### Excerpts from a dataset

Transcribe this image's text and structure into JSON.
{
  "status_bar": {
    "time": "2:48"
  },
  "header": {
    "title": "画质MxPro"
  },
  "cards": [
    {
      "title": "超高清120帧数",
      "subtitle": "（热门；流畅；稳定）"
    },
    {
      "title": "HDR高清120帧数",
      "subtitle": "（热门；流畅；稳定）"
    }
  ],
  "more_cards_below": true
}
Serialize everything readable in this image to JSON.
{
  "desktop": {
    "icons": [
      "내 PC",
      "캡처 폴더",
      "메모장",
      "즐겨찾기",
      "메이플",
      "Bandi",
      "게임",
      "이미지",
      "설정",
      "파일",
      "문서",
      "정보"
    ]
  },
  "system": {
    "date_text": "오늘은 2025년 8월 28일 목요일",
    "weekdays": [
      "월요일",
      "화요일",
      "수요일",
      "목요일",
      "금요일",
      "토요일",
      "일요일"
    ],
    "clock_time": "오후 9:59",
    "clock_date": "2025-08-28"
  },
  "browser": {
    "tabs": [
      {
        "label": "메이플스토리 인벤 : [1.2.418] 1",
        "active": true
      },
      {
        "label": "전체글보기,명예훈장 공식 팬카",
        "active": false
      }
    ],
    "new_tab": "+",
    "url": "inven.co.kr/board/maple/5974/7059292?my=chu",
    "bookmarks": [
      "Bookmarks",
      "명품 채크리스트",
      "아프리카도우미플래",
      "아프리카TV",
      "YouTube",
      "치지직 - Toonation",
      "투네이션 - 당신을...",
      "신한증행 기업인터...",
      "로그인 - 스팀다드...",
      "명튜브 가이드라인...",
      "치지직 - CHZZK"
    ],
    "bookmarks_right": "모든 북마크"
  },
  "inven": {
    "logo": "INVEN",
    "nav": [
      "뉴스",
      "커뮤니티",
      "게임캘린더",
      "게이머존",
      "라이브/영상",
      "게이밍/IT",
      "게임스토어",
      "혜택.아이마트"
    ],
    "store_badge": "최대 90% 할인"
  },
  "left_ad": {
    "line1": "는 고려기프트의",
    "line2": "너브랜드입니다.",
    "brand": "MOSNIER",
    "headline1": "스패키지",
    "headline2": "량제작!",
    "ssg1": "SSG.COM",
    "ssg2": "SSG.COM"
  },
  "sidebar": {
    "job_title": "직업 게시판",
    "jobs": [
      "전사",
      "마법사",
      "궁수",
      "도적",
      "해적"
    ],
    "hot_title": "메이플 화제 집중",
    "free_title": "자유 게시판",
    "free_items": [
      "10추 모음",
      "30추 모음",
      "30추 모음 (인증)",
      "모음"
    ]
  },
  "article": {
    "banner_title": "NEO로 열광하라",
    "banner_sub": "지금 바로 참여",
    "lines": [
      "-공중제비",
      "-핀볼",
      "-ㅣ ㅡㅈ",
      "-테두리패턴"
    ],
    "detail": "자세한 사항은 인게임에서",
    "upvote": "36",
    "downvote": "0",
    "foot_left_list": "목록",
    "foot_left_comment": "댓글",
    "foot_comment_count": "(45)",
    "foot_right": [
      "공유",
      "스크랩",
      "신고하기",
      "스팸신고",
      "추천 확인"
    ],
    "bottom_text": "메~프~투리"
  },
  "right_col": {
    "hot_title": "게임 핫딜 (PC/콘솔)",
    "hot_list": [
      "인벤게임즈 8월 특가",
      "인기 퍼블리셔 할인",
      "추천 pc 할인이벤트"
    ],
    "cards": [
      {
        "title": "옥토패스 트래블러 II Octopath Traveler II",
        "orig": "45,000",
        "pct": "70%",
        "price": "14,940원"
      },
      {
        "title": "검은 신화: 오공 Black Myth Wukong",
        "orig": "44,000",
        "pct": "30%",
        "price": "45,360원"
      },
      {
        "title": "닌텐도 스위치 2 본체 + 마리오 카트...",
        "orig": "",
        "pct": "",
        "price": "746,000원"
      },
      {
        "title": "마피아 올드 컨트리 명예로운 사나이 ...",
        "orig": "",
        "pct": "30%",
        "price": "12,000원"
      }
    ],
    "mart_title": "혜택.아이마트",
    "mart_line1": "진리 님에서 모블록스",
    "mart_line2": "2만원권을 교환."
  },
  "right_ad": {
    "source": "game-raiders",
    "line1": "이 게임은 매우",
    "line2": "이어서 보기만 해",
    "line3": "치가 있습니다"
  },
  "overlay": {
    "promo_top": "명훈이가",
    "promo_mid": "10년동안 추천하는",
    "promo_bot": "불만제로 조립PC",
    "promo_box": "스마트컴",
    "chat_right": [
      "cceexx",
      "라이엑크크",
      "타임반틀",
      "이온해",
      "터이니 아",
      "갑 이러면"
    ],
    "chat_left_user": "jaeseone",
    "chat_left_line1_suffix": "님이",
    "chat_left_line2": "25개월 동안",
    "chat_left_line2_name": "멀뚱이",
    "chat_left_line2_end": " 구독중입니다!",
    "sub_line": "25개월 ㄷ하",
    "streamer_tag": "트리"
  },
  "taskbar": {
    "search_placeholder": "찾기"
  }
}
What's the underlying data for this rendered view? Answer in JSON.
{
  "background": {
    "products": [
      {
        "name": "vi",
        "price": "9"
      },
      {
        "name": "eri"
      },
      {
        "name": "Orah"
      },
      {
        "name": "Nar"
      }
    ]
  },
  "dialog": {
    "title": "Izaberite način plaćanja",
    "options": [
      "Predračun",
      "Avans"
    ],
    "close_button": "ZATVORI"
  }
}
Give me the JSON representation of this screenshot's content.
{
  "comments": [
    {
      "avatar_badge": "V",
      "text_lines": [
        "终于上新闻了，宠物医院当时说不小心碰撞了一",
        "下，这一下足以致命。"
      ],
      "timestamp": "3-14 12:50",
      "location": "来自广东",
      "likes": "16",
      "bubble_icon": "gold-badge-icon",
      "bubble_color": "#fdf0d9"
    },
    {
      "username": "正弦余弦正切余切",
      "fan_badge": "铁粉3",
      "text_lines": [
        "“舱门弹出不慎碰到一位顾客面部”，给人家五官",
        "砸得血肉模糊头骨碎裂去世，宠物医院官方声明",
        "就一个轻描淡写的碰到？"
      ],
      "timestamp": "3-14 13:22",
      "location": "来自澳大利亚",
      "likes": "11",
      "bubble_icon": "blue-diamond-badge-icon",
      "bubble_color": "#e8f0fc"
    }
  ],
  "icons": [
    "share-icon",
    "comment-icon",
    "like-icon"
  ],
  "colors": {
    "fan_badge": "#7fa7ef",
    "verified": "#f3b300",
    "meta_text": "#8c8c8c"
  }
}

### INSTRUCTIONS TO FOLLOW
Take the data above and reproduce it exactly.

### REPLY
Transcribe this image's text and structure into JSON.
{
  "status_bar": {
    "time": "2:48"
  },
  "header": {
    "title": "画质MxPro"
  },
  "cards": [
    {
      "title": "超高清120帧数",
      "subtitle": "（热门；流畅；稳定）"
    },
    {
      "title": "HDR高清120帧数",
      "subtitle": "（热门；流畅；稳定）"
    }
  ],
  "more_cards_below": true
}
Serialize everything readable in this image to JSON.
{
  "desktop": {
    "icons": [
      "내 PC",
      "캡처 폴더",
      "메모장",
      "즐겨찾기",
      "메이플",
      "Bandi",
      "게임",
      "이미지",
      "설정",
      "파일",
      "문서",
      "정보"
    ]
  },
  "system": {
    "date_text": "오늘은 2025년 8월 28일 목요일",
    "weekdays": [
      "월요일",
      "화요일",
      "수요일",
      "목요일",
      "금요일",
      "토요일",
      "일요일"
    ],
    "clock_time": "오후 9:59",
    "clock_date": "2025-08-28"
  },
  "browser": {
    "tabs": [
      {
        "label": "메이플스토리 인벤 : [1.2.418] 1",
        "active": true
      },
      {
        "label": "전체글보기,명예훈장 공식 팬카",
        "active": false
      }
    ],
    "new_tab": "+",
    "url": "inven.co.kr/board/maple/5974/7059292?my=chu",
    "bookmarks": [
      "Bookmarks",
      "명품 채크리스트",
      "아프리카도우미플래",
      "아프리카TV",
      "YouTube",
      "치지직 - Toonation",
      "투네이션 - 당신을...",
      "신한증행 기업인터...",
      "로그인 - 스팀다드...",
      "명튜브 가이드라인...",
      "치지직 - CHZZK"
    ],
    "bookmarks_right": "모든 북마크"
  },
  "inven": {
    "logo": "INVEN",
    "nav": [
      "뉴스",
      "커뮤니티",
      "게임캘린더",
      "게이머존",
      "라이브/영상",
      "게이밍/IT",
      "게임스토어",
      "혜택.아이마트"
    ],
    "store_badge": "최대 90% 할인"
  },
  "left_ad": {
    "line1": "는 고려기프트의",
    "line2": "너브랜드입니다.",
    "brand": "MOSNIER",
    "headline1": "스패키지",
    "headline2": "량제작!",
    "ssg1": "SSG.COM",
    "ssg2": "SSG.COM"
  },
  "sidebar": {
    "job_title": "직업 게시판",
    "jobs": [
      "전사",
      "마법사",
      "궁수",
      "도적",
      "해적"
    ],
    "hot_title": "메이플 화제 집중",
    "free_title": "자유 게시판",
    "free_items": [
      "10추 모음",
      "30추 모음",
      "30추 모음 (인증)",
      "모음"
    ]
  },
  "article": {
    "banner_title": "NEO로 열광하라",
    "banner_sub": "지금 바로 참여",
    "lines": [
      "-공중제비",
      "-핀볼",
      "-ㅣ ㅡㅈ",
      "-테두리패턴"
    ],
    "detail": "자세한 사항은 인게임에서",
    "upvote": "36",
    "downvote": "0",
    "foot_left_list": "목록",
    "foot_left_comment": "댓글",
    "foot_comment_count": "(45)",
    "foot_right": [
      "공유",
      "스크랩",
      "신고하기",
      "스팸신고",
      "추천 확인"
    ],
    "bottom_text": "메~프~투리"
  },
  "right_col": {
    "hot_title": "게임 핫딜 (PC/콘솔)",
    "hot_list": [
      "인벤게임즈 8월 특가",
      "인기 퍼블리셔 할인",
      "추천 pc 할인이벤트"
    ],
    "cards": [
      {
        "title": "옥토패스 트래블러 II Octopath Traveler II",
        "orig": "45,000",
        "pct": "70%",
        "price": "14,940원"
      },
      {
        "title": "검은 신화: 오공 Black Myth Wukong",
        "orig": "44,000",
        "pct": "30%",
        "price": "45,360원"
      },
      {
        "title": "닌텐도 스위치 2 본체 + 마리오 카트...",
        "orig": "",
        "pct": "",
        "price": "746,000원"
      },
      {
        "title": "마피아 올드 컨트리 명예로운 사나이 ...",
        "orig": "",
        "pct": "30%",
        "price": "12,000원"
      }
    ],
    "mart_title": "혜택.아이마트",
    "mart_line1": "진리 님에서 모블록스",
    "mart_line2": "2만원권을 교환."
  },
  "right_ad": {
    "source": "game-raiders",
    "line1": "이 게임은 매우",
    "line2": "이어서 보기만 해",
    "line3": "치가 있습니다"
  },
  "overlay": {
    "promo_top": "명훈이가",
    "promo_mid": "10년동안 추천하는",
    "promo_bot": "불만제로 조립PC",
    "promo_box": "스마트컴",
    "chat_right": [
      "cceexx",
      "라이엑크크",
      "타임반틀",
      "이온해",
      "터이니 아",
      "갑 이러면"
    ],
    "chat_left_user": "jaeseone",
    "chat_left_line1_suffix": "님이",
    "chat_left_line2": "25개월 동안",
    "chat_left_line2_name": "멀뚱이",
    "chat_left_line2_end": " 구독중입니다!",
    "sub_line": "25개월 ㄷ하",
    "streamer_tag": "트리"
  },
  "taskbar": {
    "search_placeholder": "찾기"
  }
}
What's the underlying data for this rendered view? Answer in JSON.
{
  "background": {
    "products": [
      {
        "name": "vi",
        "price": "9"
      },
      {
        "name": "eri"
      },
      {
        "name": "Orah"
      },
      {
        "name": "Nar"
      }
    ]
  },
  "dialog": {
    "title": "Izaberite način plaćanja",
    "options": [
      "Predračun",
      "Avans"
    ],
    "close_button": "ZATVORI"
  }
}
Give me the JSON representation of this screenshot's content.
{
  "comments": [
    {
      "avatar_badge": "V",
      "text_lines": [
        "终于上新闻了，宠物医院当时说不小心碰撞了一",
        "下，这一下足以致命。"
      ],
      "timestamp": "3-14 12:50",
      "location": "来自广东",
      "likes": "16",
      "bubble_icon": "gold-badge-icon",
      "bubble_color": "#fdf0d9"
    },
    {
      "username": "正弦余弦正切余切",
      "fan_badge": "铁粉3",
      "text_lines": [
        "“舱门弹出不慎碰到一位顾客面部”，给人家五官",
        "砸得血肉模糊头骨碎裂去世，宠物医院官方声明",
        "就一个轻描淡写的碰到？"
      ],
      "timestamp": "3-14 13:22",
      "location": "来自澳大利亚",
      "likes": "11",
      "bubble_icon": "blue-diamond-badge-icon",
      "bubble_color": "#e8f0fc"
    }
  ],
  "icons": [
    "share-icon",
    "comment-icon",
    "like-icon"
  ],
  "colors": {
    "fan_badge": "#7fa7ef",
    "verified": "#f3b300",
    "meta_text": "#8c8c8c"
  }
}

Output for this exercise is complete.